The nice thing here is that the log messages already indicate which dispose method to use: Every "Missing destruct..." line contains a hint to the type of member that is not being disposed properly, in the "[object ...]" part of the line. As a rule of thumb

  • native Javascript types (Number, String, Object, ...) usually don't need to be disposed.
  • for qooxdoo objects (e.g. qx.util.format.DateFormat, testgui.Report, ...) use _disposeObjects
  • for arrays or maps of qooxdoo objects use _disposeArray or _disposeMap.
  • be sure to cut all references to the DOM because garbage collection can not dispose object still connected to the DOM. This is also true for event listeners for example.

Finding memory leaks

qooxdoo contains a built-in dispose profiling feature that finds undisposed objects. This is useful mainly for applications that create and destroy objects as needed during their lifetime (instead of creating them once and re-using them). It cannot be used to find undisposed objects left over after the application was shut down.

Dispose profiling works by disabling a feature in qooxdoo's Object Registry where the hash codes used to identify objects are reused. That way, it is possible to iterate over all objects created between two specified points in the application's lifecycle and check if they're disposed. Since hash reusing is a performance feature, dispose profiling should only be activated for the development version of an application. It is activated by enabling the qx.debug.dispose environment setting for a compile job, e.g. source-script:

"source-script" :
  "environment" :
    "qx.debug.dispose" : true

After building the application, the dispose debugging workflow is as follows:

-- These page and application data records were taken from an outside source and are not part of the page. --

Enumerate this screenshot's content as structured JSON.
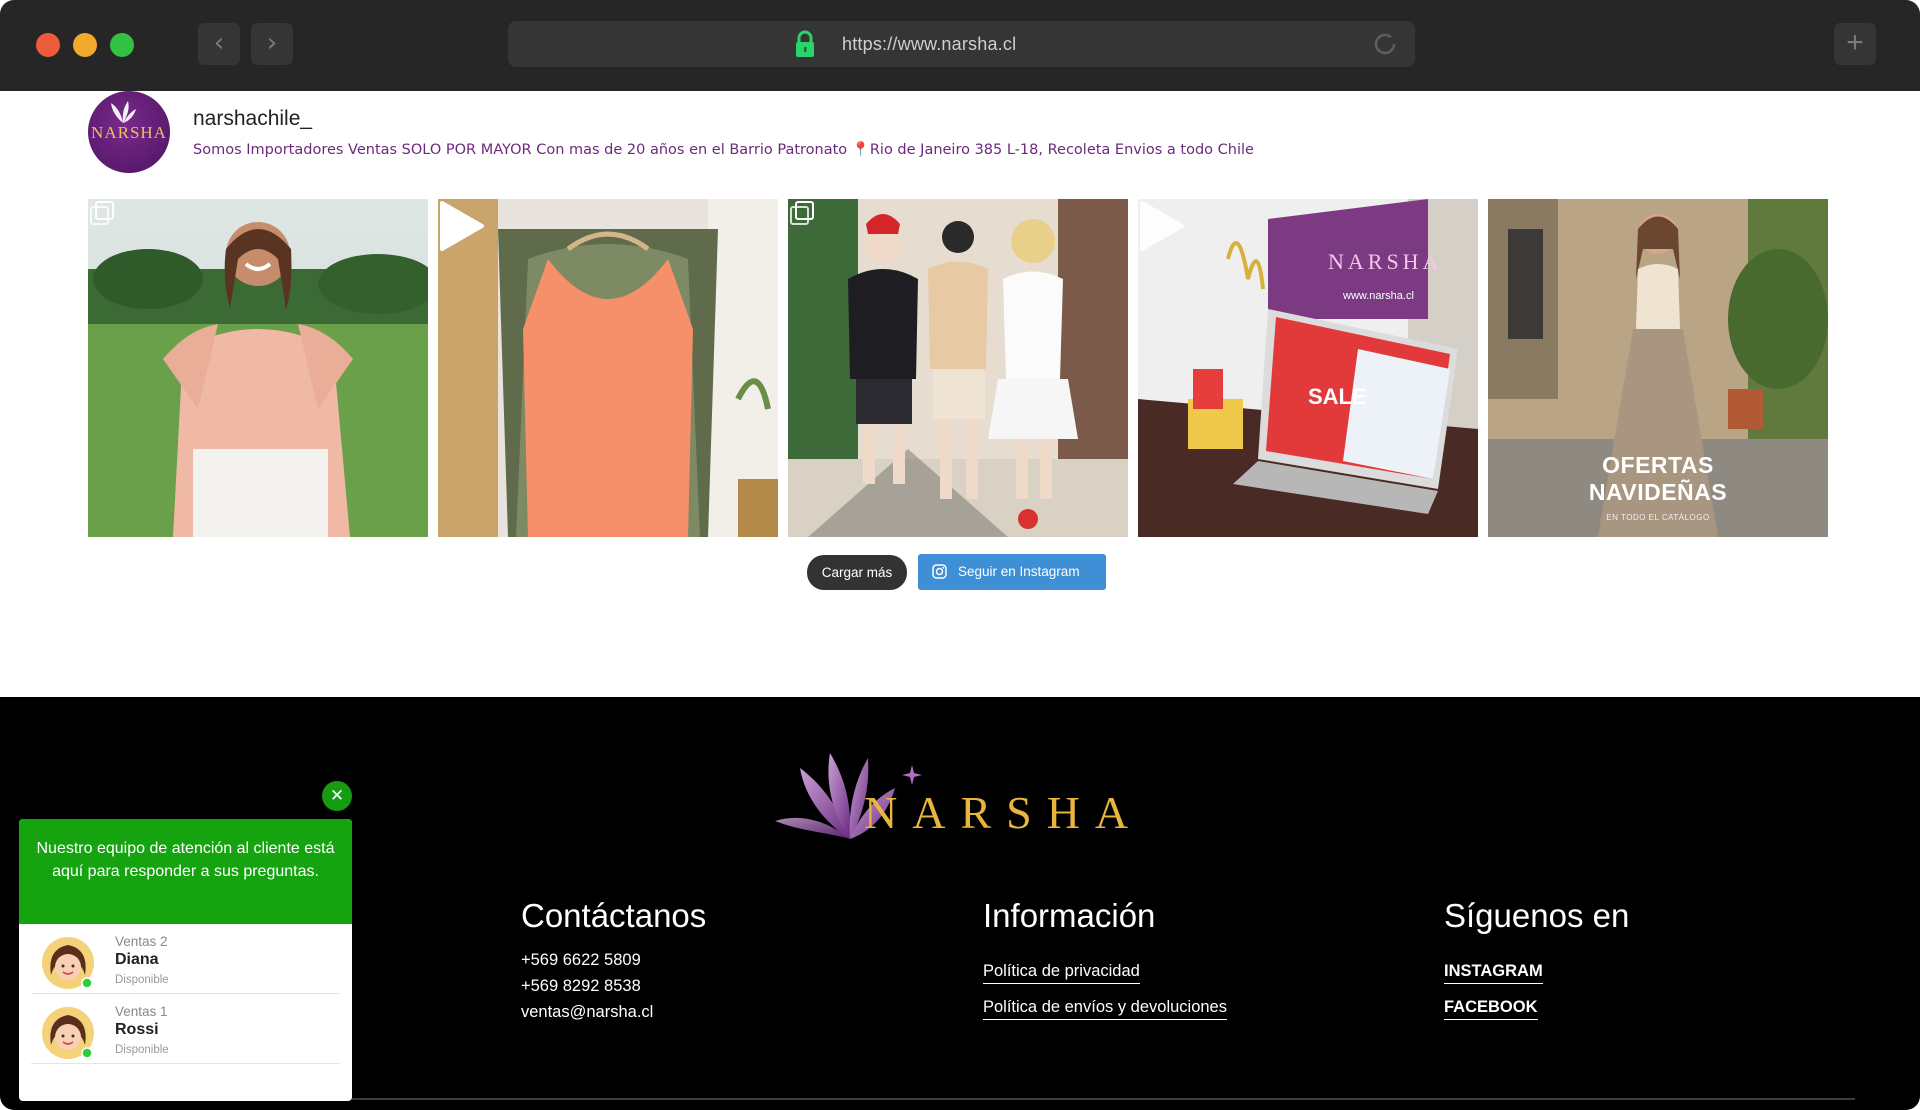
{
  "browser": {
    "url": "https://www.narsha.cl",
    "back_icon": "chevron-left-icon",
    "forward_icon": "chevron-right-icon",
    "new_tab_icon": "plus-icon"
  },
  "profile": {
    "avatar_text": "NARSHA",
    "username": "narshachile_",
    "bio_part1": "Somos Importadores Ventas SOLO POR MAYOR Con mas de 20 años en el Barrio Patronato",
    "bio_part2": "Rio de Janeiro 385 L-18, Recoleta Envios a todo Chile"
  },
  "gallery": {
    "promo_title_line1": "OFERTAS",
    "promo_title_line2": "NAVIDEÑAS",
    "promo_subtitle": "EN TODO EL CATÁLOGO",
    "tile4_sign": "NARSHA",
    "tile4_web": "www.narsha.cl",
    "tile4_sale": "SALE"
  },
  "actions": {
    "load_more": "Cargar más",
    "follow": "Seguir en Instagram"
  },
  "footer": {
    "logo_text": "NARSHA",
    "contact": {
      "title": "Contáctanos",
      "phone1": "+569 6622 5809",
      "phone2": "+569 8292 8538",
      "email": "ventas@narsha.cl"
    },
    "info": {
      "title": "Información",
      "privacy": "Política de privacidad",
      "shipping": "Política de envíos y devoluciones"
    },
    "social": {
      "title": "Síguenos en",
      "instagram": "INSTAGRAM",
      "facebook": "FACEBOOK"
    }
  },
  "chat": {
    "header": "Nuestro equipo de atención al cliente está aquí para responder a sus preguntas.",
    "agents": [
      {
        "dept": "Ventas 2",
        "name": "Diana",
        "status": "Disponible"
      },
      {
        "dept": "Ventas 1",
        "name": "Rossi",
        "status": "Disponible"
      }
    ]
  },
  "colors": {
    "chrome": "#262626",
    "bio": "#6d2a7c",
    "follow_button": "#3f8fd6",
    "chat_green": "#15a40f",
    "logo_gold": "#e9b53d"
  }
}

  • Call before the code you wish to debug is executed. This effectively sets a marker saying "ignore any objects created before this point in time".
  • Execute the code to be debugged, e.g. create a view component, then destroy it.
  • Call It will return a list of maps containing references to the undisposed objects as well as stack traces taken at the time the objects were registered, which makes it easy to find where in the code they were instantiated. Go through the list and add destroy and/or dispose calls to the application as needed.